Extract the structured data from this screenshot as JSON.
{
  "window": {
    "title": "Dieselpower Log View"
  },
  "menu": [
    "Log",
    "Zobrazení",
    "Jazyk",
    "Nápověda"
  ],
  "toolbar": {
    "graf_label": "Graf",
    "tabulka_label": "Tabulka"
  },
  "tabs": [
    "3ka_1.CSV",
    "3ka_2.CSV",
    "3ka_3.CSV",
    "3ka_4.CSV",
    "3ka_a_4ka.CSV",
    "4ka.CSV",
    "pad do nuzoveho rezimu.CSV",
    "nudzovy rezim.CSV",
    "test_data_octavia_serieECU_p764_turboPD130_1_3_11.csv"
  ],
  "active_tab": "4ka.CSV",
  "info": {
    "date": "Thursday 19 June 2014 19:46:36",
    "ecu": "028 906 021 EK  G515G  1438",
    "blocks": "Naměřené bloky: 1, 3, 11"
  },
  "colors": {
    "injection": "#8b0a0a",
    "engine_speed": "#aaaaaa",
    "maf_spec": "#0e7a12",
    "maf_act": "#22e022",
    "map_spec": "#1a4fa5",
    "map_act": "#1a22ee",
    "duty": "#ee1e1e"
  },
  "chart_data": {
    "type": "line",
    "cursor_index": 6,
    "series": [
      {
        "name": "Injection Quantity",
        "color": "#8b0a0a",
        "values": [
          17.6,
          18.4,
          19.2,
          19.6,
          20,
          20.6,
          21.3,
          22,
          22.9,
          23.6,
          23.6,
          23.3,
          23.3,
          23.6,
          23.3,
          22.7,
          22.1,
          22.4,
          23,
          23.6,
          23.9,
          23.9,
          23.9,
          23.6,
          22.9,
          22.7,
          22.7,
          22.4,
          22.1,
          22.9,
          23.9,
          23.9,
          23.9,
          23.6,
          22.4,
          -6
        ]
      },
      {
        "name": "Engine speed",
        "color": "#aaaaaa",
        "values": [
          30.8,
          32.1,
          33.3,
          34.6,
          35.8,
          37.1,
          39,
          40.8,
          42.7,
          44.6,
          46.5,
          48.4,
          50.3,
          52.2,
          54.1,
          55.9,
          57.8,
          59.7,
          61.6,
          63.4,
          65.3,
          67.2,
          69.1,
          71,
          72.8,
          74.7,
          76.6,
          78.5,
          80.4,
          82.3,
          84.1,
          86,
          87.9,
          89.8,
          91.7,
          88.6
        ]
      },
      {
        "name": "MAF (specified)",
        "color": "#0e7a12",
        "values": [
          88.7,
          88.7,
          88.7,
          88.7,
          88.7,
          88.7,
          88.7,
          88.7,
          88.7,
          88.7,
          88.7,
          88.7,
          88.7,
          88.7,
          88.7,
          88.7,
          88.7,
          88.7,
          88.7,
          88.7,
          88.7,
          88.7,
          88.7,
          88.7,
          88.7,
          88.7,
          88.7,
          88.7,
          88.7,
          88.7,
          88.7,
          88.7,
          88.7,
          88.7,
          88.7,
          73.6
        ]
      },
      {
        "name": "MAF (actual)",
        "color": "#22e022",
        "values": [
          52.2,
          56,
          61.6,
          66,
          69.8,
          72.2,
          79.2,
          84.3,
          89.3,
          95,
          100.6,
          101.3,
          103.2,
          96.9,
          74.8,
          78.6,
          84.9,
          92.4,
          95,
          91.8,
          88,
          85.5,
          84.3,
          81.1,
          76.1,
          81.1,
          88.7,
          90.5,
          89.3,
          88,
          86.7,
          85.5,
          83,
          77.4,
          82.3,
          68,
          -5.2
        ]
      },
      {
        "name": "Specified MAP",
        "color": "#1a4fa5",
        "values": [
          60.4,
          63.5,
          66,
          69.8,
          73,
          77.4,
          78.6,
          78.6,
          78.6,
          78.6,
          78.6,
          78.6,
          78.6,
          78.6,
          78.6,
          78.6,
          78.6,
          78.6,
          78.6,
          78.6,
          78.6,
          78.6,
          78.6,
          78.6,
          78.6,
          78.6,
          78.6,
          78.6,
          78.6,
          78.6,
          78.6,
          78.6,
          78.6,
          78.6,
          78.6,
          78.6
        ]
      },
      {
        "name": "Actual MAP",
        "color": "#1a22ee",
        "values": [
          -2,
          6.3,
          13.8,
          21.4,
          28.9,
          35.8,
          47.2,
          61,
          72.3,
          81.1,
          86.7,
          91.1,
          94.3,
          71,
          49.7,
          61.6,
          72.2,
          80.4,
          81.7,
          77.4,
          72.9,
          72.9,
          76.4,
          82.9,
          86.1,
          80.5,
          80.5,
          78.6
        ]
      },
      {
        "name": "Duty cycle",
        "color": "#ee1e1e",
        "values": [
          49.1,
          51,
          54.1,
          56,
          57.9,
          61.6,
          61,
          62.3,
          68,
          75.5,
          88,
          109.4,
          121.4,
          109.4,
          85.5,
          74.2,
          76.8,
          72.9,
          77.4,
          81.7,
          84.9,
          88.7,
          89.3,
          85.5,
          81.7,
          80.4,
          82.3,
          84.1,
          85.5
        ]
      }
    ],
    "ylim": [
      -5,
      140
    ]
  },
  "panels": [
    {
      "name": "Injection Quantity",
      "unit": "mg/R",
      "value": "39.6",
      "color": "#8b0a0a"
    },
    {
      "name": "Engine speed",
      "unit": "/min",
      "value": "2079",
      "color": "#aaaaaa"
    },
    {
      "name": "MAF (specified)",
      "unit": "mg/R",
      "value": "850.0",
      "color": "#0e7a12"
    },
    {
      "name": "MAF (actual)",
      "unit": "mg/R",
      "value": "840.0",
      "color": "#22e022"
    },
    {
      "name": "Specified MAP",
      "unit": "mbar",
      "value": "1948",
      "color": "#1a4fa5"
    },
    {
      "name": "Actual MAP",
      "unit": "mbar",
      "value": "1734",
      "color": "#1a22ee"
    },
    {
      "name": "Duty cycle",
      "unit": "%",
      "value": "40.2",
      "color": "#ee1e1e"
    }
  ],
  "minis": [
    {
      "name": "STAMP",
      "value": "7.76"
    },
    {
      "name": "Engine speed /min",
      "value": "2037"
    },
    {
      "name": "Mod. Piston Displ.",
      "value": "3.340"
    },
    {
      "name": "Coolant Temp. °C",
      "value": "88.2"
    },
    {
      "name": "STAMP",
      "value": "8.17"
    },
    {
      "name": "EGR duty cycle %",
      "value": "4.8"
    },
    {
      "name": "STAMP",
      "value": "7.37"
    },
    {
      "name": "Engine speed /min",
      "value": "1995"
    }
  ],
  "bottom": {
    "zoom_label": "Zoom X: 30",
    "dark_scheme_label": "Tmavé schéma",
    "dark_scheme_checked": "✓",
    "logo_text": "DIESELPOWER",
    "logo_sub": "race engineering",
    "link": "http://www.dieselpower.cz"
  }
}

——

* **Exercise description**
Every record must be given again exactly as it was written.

* **Exercise result**
Extract the structured data from this screenshot as JSON.
{
  "window": {
    "title": "Dieselpower Log View"
  },
  "menu": [
    "Log",
    "Zobrazení",
    "Jazyk",
    "Nápověda"
  ],
  "toolbar": {
    "graf_label": "Graf",
    "tabulka_label": "Tabulka"
  },
  "tabs": [
    "3ka_1.CSV",
    "3ka_2.CSV",
    "3ka_3.CSV",
    "3ka_4.CSV",
    "3ka_a_4ka.CSV",
    "4ka.CSV",
    "pad do nuzoveho rezimu.CSV",
    "nudzovy rezim.CSV",
    "test_data_octavia_serieECU_p764_turboPD130_1_3_11.csv"
  ],
  "active_tab": "4ka.CSV",
  "info": {
    "date": "Thursday 19 June 2014 19:46:36",
    "ecu": "028 906 021 EK  G515G  1438",
    "blocks": "Naměřené bloky: 1, 3, 11"
  },
  "colors": {
    "injection": "#8b0a0a",
    "engine_speed": "#aaaaaa",
    "maf_spec": "#0e7a12",
    "maf_act": "#22e022",
    "map_spec": "#1a4fa5",
    "map_act": "#1a22ee",
    "duty": "#ee1e1e"
  },
  "chart_data": {
    "type": "line",
    "cursor_index": 6,
    "series": [
      {
        "name": "Injection Quantity",
        "color": "#8b0a0a",
        "values": [
          17.6,
          18.4,
          19.2,
          19.6,
          20,
          20.6,
          21.3,
          22,
          22.9,
          23.6,
          23.6,
          23.3,
          23.3,
          23.6,
          23.3,
          22.7,
          22.1,
          22.4,
          23,
          23.6,
          23.9,
          23.9,
          23.9,
          23.6,
          22.9,
          22.7,
          22.7,
          22.4,
          22.1,
          22.9,
          23.9,
          23.9,
          23.9,
          23.6,
          22.4,
          -6
        ]
      },
      {
        "name": "Engine speed",
        "color": "#aaaaaa",
        "values": [
          30.8,
          32.1,
          33.3,
          34.6,
          35.8,
          37.1,
          39,
          40.8,
          42.7,
          44.6,
          46.5,
          48.4,
          50.3,
          52.2,
          54.1,
          55.9,
          57.8,
          59.7,
          61.6,
          63.4,
          65.3,
          67.2,
          69.1,
          71,
          72.8,
          74.7,
          76.6,
          78.5,
          80.4,
          82.3,
          84.1,
          86,
          87.9,
          89.8,
          91.7,
          88.6
        ]
      },
      {
        "name": "MAF (specified)",
        "color": "#0e7a12",
        "values": [
          88.7,
          88.7,
          88.7,
          88.7,
          88.7,
          88.7,
          88.7,
          88.7,
          88.7,
          88.7,
          88.7,
          88.7,
          88.7,
          88.7,
          88.7,
          88.7,
          88.7,
          88.7,
          88.7,
          88.7,
          88.7,
          88.7,
          88.7,
          88.7,
          88.7,
          88.7,
          88.7,
          88.7,
          88.7,
          88.7,
          88.7,
          88.7,
          88.7,
          88.7,
          88.7,
          73.6
        ]
      },
      {
        "name": "MAF (actual)",
        "color": "#22e022",
        "values": [
          52.2,
          56,
          61.6,
          66,
          69.8,
          72.2,
          79.2,
          84.3,
          89.3,
          95,
          100.6,
          101.3,
          103.2,
          96.9,
          74.8,
          78.6,
          84.9,
          92.4,
          95,
          91.8,
          88,
          85.5,
          84.3,
          81.1,
          76.1,
          81.1,
          88.7,
          90.5,
          89.3,
          88,
          86.7,
          85.5,
          83,
          77.4,
          82.3,
          68,
          -5.2
        ]
      },
      {
        "name": "Specified MAP",
        "color": "#1a4fa5",
        "values": [
          60.4,
          63.5,
          66,
          69.8,
          73,
          77.4,
          78.6,
          78.6,
          78.6,
          78.6,
          78.6,
          78.6,
          78.6,
          78.6,
          78.6,
          78.6,
          78.6,
          78.6,
          78.6,
          78.6,
          78.6,
          78.6,
          78.6,
          78.6,
          78.6,
          78.6,
          78.6,
          78.6,
          78.6,
          78.6,
          78.6,
          78.6,
          78.6,
          78.6,
          78.6,
          78.6
        ]
      },
      {
        "name": "Actual MAP",
        "color": "#1a22ee",
        "values": [
          -2,
          6.3,
          13.8,
          21.4,
          28.9,
          35.8,
          47.2,
          61,
          72.3,
          81.1,
          86.7,
          91.1,
          94.3,
          71,
          49.7,
          61.6,
          72.2,
          80.4,
          81.7,
          77.4,
          72.9,
          72.9,
          76.4,
          82.9,
          86.1,
          80.5,
          80.5,
          78.6
        ]
      },
      {
        "name": "Duty cycle",
        "color": "#ee1e1e",
        "values": [
          49.1,
          51,
          54.1,
          56,
          57.9,
          61.6,
          61,
          62.3,
          68,
          75.5,
          88,
          109.4,
          121.4,
          109.4,
          85.5,
          74.2,
          76.8,
          72.9,
          77.4,
          81.7,
          84.9,
          88.7,
          89.3,
          85.5,
          81.7,
          80.4,
          82.3,
          84.1,
          85.5
        ]
      }
    ],
    "ylim": [
      -5,
      140
    ]
  },
  "panels": [
    {
      "name": "Injection Quantity",
      "unit": "mg/R",
      "value": "39.6",
      "color": "#8b0a0a"
    },
    {
      "name": "Engine speed",
      "unit": "/min",
      "value": "2079",
      "color": "#aaaaaa"
    },
    {
      "name": "MAF (specified)",
      "unit": "mg/R",
      "value": "850.0",
      "color": "#0e7a12"
    },
    {
      "name": "MAF (actual)",
      "unit": "mg/R",
      "value": "840.0",
      "color": "#22e022"
    },
    {
      "name": "Specified MAP",
      "unit": "mbar",
      "value": "1948",
      "color": "#1a4fa5"
    },
    {
      "name": "Actual MAP",
      "unit": "mbar",
      "value": "1734",
      "color": "#1a22ee"
    },
    {
      "name": "Duty cycle",
      "unit": "%",
      "value": "40.2",
      "color": "#ee1e1e"
    }
  ],
  "minis": [
    {
      "name": "STAMP",
      "value": "7.76"
    },
    {
      "name": "Engine speed /min",
      "value": "2037"
    },
    {
      "name": "Mod. Piston Displ.",
      "value": "3.340"
    },
    {
      "name": "Coolant Temp. °C",
      "value": "88.2"
    },
    {
      "name": "STAMP",
      "value": "8.17"
    },
    {
      "name": "EGR duty cycle %",
      "value": "4.8"
    },
    {
      "name": "STAMP",
      "value": "7.37"
    },
    {
      "name": "Engine speed /min",
      "value": "1995"
    }
  ],
  "bottom": {
    "zoom_label": "Zoom X: 30",
    "dark_scheme_label": "Tmavé schéma",
    "dark_scheme_checked": "✓",
    "logo_text": "DIESELPOWER",
    "logo_sub": "race engineering",
    "link": "http://www.dieselpower.cz"
  }
}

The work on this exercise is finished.